Book By: Stewart, Thomas and Hartmann, Kathleen
Review By: Beth Yarbrough
Academic Advisor, College of Sciences and Mathematics
Stewart and Hartmann have written an accessible, creative text designed for student success courses. Here they emphasize the investment of time, money and energy that students make daily in college. The investment theme is used as a metaphor throughout the text and helps to emphasize students’ roles and responsibilities in their own success. Text authors strive to help students invest their resources wisely in order to glean the greatest return.
Academic aspects of student success are addressed: motivation, note-taking, test-taking, reading strategies, writing, written and oral presentations, along with major and career decisions. Important personal and social issues are included, such as financial management and health and wellness. The text also includes a strong chapter on critical thinking skills.
The text’s greatest strength is its emphasis on academic disciplines, i.e., psychology, education, business, math, etc. Each chapter contains a reprinted chapter from a common freshman text along with readings about careers and current issues in the highlighted field.
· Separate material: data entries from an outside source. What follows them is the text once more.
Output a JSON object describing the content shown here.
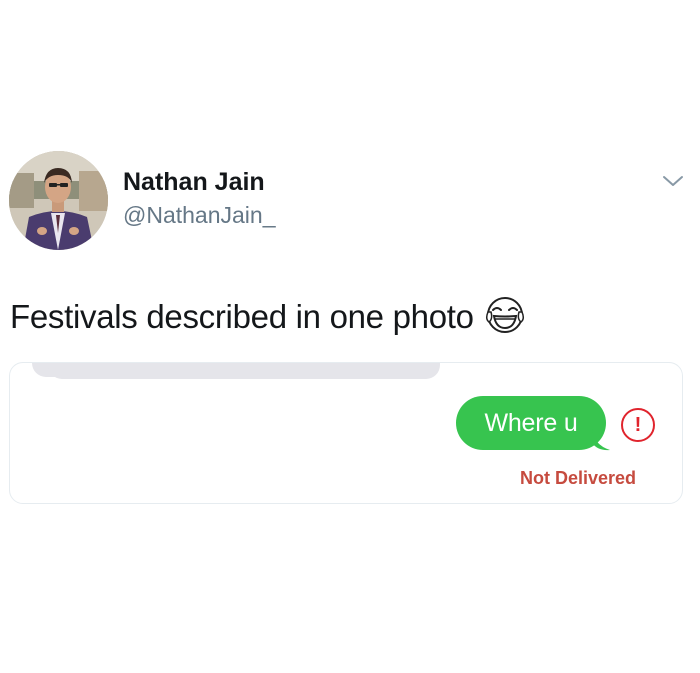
{
  "tweet": {
    "author": {
      "name": "Nathan Jain",
      "handle": "@NathanJain_",
      "avatar": "profile-photo"
    },
    "text": "Festivals described in one photo",
    "emoji": "face-with-tears-of-joy",
    "menu_icon": "chevron-down-icon"
  },
  "media": {
    "message": {
      "text": "Where u",
      "bubble_color": "#37c44f",
      "status": "Not Delivered",
      "status_color": "#c64b3f",
      "error_icon_glyph": "!",
      "error_color": "#e0242d"
    },
    "previous_bubble_color": "#e5e5ea"
  }
}
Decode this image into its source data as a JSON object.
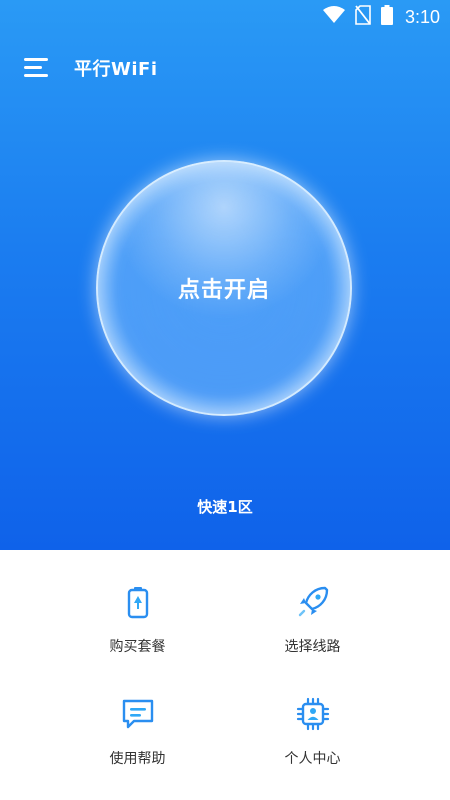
{
  "status_bar": {
    "time": "3:10",
    "icons": [
      "wifi-icon",
      "no-sim-icon",
      "battery-icon"
    ]
  },
  "app_bar": {
    "menu_icon": "menu-icon",
    "title": "平行WiFi"
  },
  "connect": {
    "button_label": "点击开启",
    "server_name": "快速1区"
  },
  "features": [
    {
      "label": "购买套餐",
      "icon": "battery-icon"
    },
    {
      "label": "选择线路",
      "icon": "rocket-icon"
    },
    {
      "label": "使用帮助",
      "icon": "chat-icon"
    },
    {
      "label": "个人中心",
      "icon": "chip-icon"
    }
  ],
  "colors": {
    "primary_blue": "#1b7df0",
    "icon_blue": "#2a8ef0",
    "text_dark": "#333333"
  }
}
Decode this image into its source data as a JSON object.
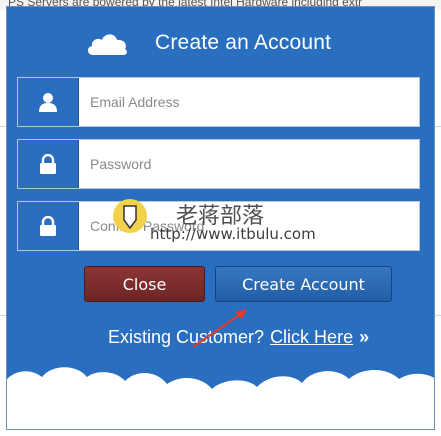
{
  "background": {
    "top_text": "PS Servers are powered by the latest Intel Hardware including extr"
  },
  "dialog": {
    "title": "Create an Account",
    "fields": [
      {
        "name": "email",
        "placeholder": "Email Address",
        "icon": "user-icon"
      },
      {
        "name": "password",
        "placeholder": "Password",
        "icon": "lock-icon"
      },
      {
        "name": "confirm",
        "placeholder": "Confirm Password",
        "icon": "lock-icon"
      }
    ],
    "buttons": {
      "close": "Close",
      "create": "Create Account"
    },
    "existing": {
      "prompt": "Existing Customer?",
      "link": "Click Here",
      "chevron": "»"
    }
  },
  "watermark": {
    "text": "老蒋部落",
    "url": "http://www.itbulu.com"
  },
  "colors": {
    "dialog_bg": "#2a6ec0",
    "close_btn": "#7a2b2b",
    "create_btn": "#2b66ad"
  }
}
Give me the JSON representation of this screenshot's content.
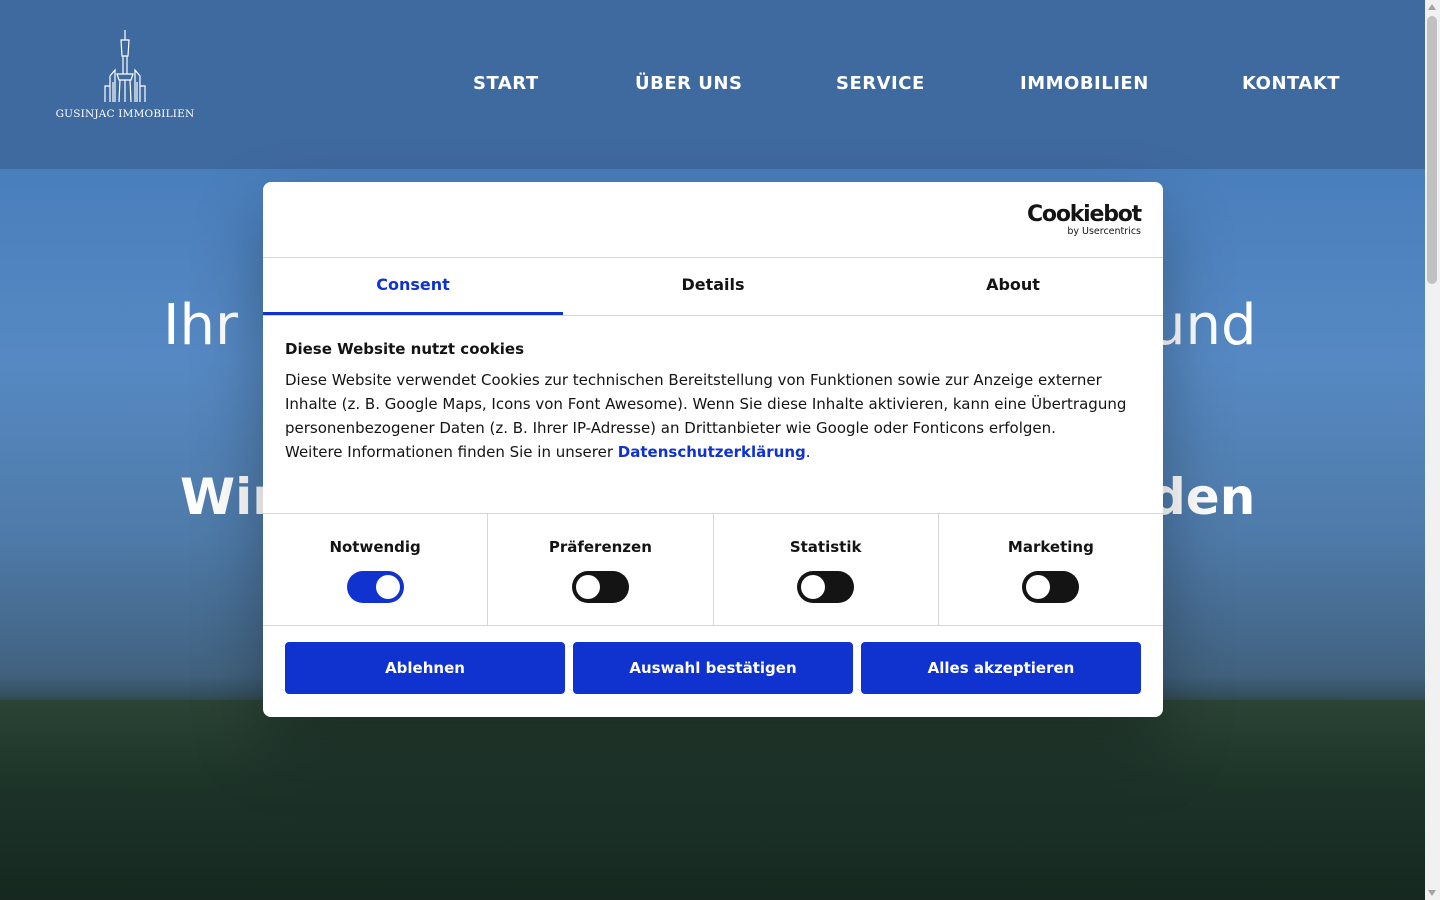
{
  "site": {
    "logo_text": "GUSINJAC IMMOBILIEN",
    "nav": [
      "START",
      "ÜBER UNS",
      "SERVICE",
      "IMMOBILIEN",
      "KONTAKT"
    ],
    "hero_line1_left": "Ihr",
    "hero_line1_right": "und",
    "hero_line2_left": "Wir",
    "hero_line2_right": "den"
  },
  "cookie_dialog": {
    "brand": "Cookiebot",
    "brand_sub": "by Usercentrics",
    "tabs": [
      "Consent",
      "Details",
      "About"
    ],
    "active_tab": "Consent",
    "heading": "Diese Website nutzt cookies",
    "paragraph": "Diese Website verwendet Cookies zur technischen Bereitstellung von Funktionen sowie zur Anzeige externer Inhalte (z. B. Google Maps, Icons von Font Awesome). Wenn Sie diese Inhalte aktivieren, kann eine Übertragung personenbezogener Daten (z. B. Ihrer IP-Adresse) an Drittanbieter wie Google oder Fonticons erfolgen.",
    "more_info_prefix": "Weitere Informationen finden Sie in unserer ",
    "more_info_link": "Datenschutzerklärung",
    "more_info_suffix": ".",
    "toggles": [
      {
        "label": "Notwendig",
        "checked": true
      },
      {
        "label": "Präferenzen",
        "checked": false
      },
      {
        "label": "Statistik",
        "checked": false
      },
      {
        "label": "Marketing",
        "checked": false
      }
    ],
    "buttons": {
      "decline": "Ablehnen",
      "confirm_selection": "Auswahl bestätigen",
      "accept_all": "Alles akzeptieren"
    },
    "accent_color": "#1032cf"
  }
}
Prior to each reprinted chapter, the authors provide specific advice for reading and studying based on the expectations and characteristics of the field. Students are instructed to use the reprinted chapter to observe differences and practice suggested strategies.
Readings in careers and current issues are strengths of this text. Career readings are used to expand student understanding of the opportunities afforded within a field. Current issues selections encourage students to make creative connections from the classroom to the “real world.” Discussion questions offer students a chance to work in groups and practice collegiate level discourse. Topics are often mildly controversial allowing students to practice respectful disagreement while they learn from each other.
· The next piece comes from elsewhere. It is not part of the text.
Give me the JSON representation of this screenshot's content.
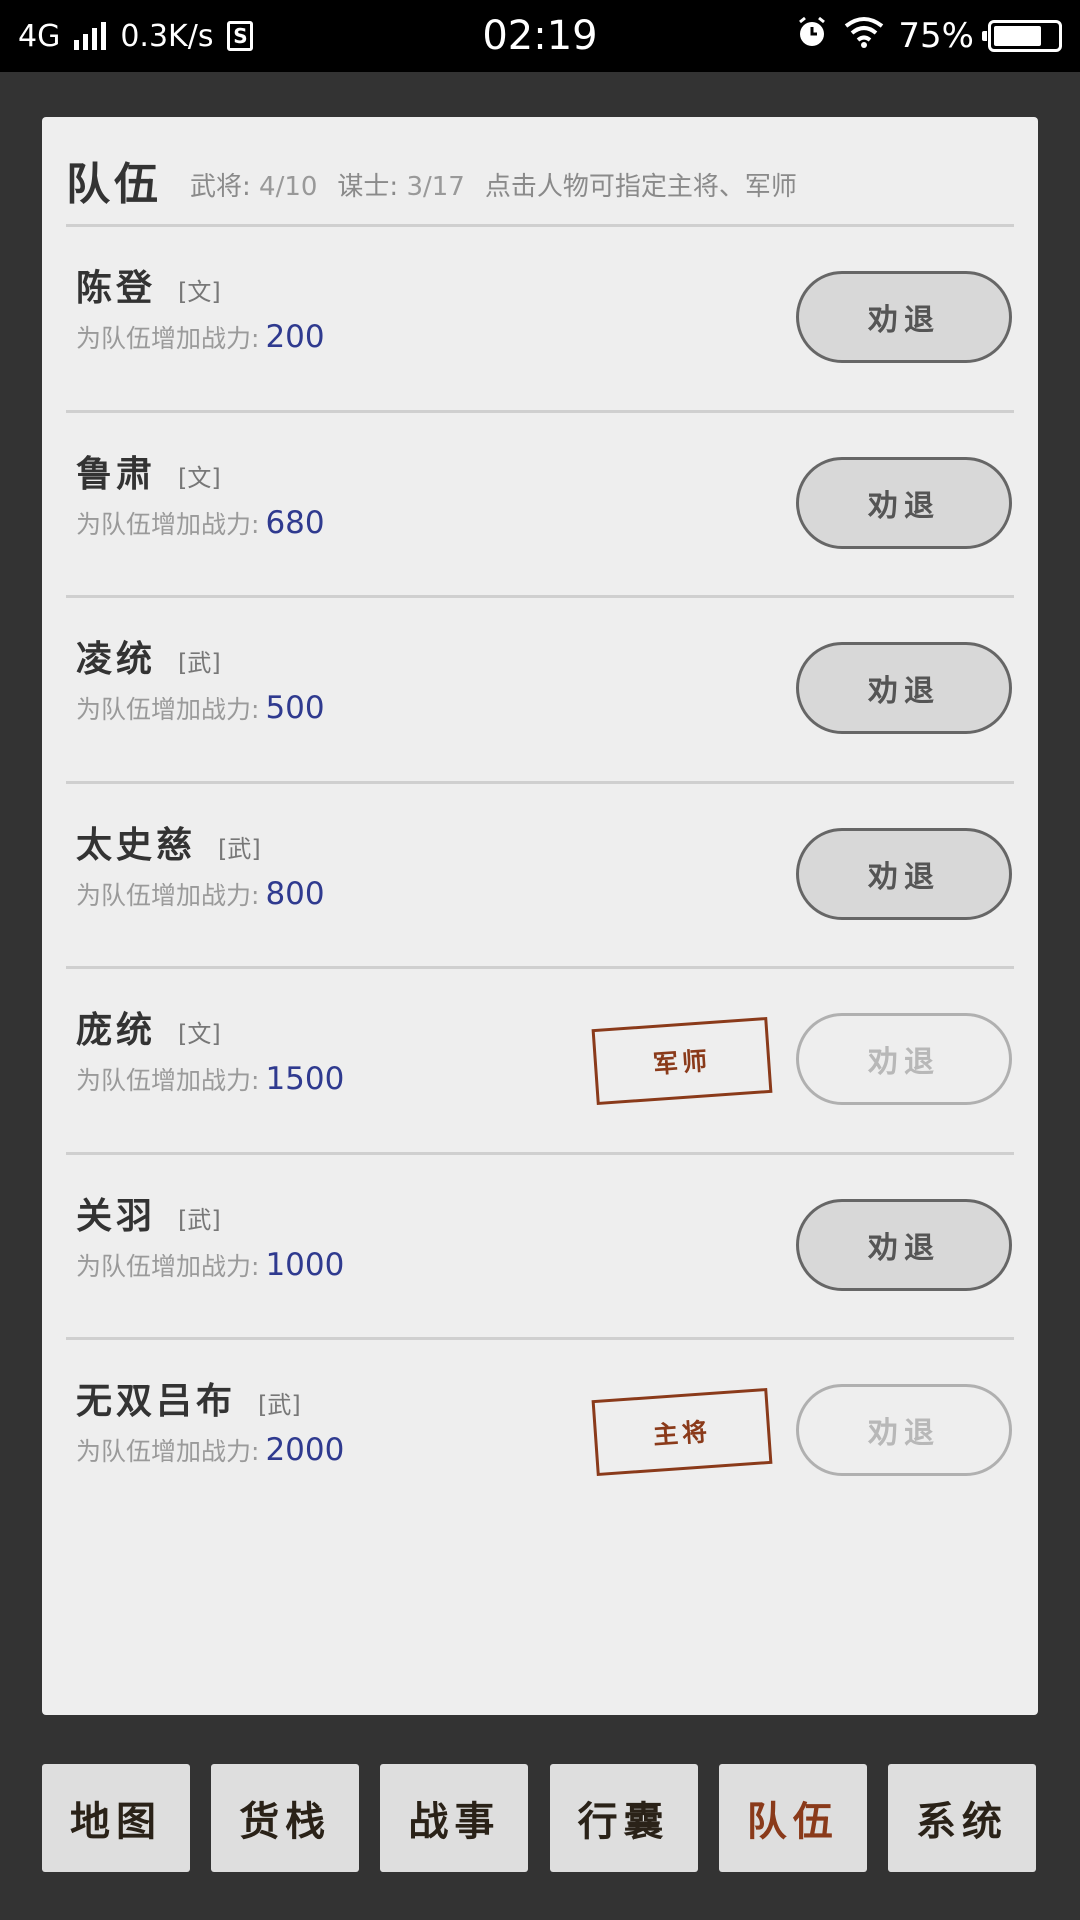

A Website is provided with extensive tools for students but it is arranged primarily as an advertising site for the publisher. Resources are difficult to locate. I was frustrated quickly by the amount of digging required to find relevant content; students will likely quit looking without finding the information they need.
A few words of warning about the text are needed. First, the text teaches students how to figure their GPA and discusses how repeat courses are handled yet academic policies such as these vary by institution. Thus, the methods illustrated may or may not reflect the way a particular institution handles repeated courses and grades. The section on sexual health is frank. Although handled sensitively, religiously based schools may want to review this section to be sure it fits their perspective.
In summary, the text is a good choice for use in student success courses or by those wanting to learn more about basic student success. Although most likely used with freshmen in first year experience courses, this text is equally appropriate for adult and transfer students. This text would work best in a classroom setting with ample time for group discussions and exploration.
Investing in Your College Education: Learning Strategies with Readings. (2006). Book by Stewart, Thomas and Hartmann, Kathleen. Review by Beth Yarbrough. Boston: Houghton Mifflin, 320 pp. Price $42.76. ISBN 0-6183-8223-2.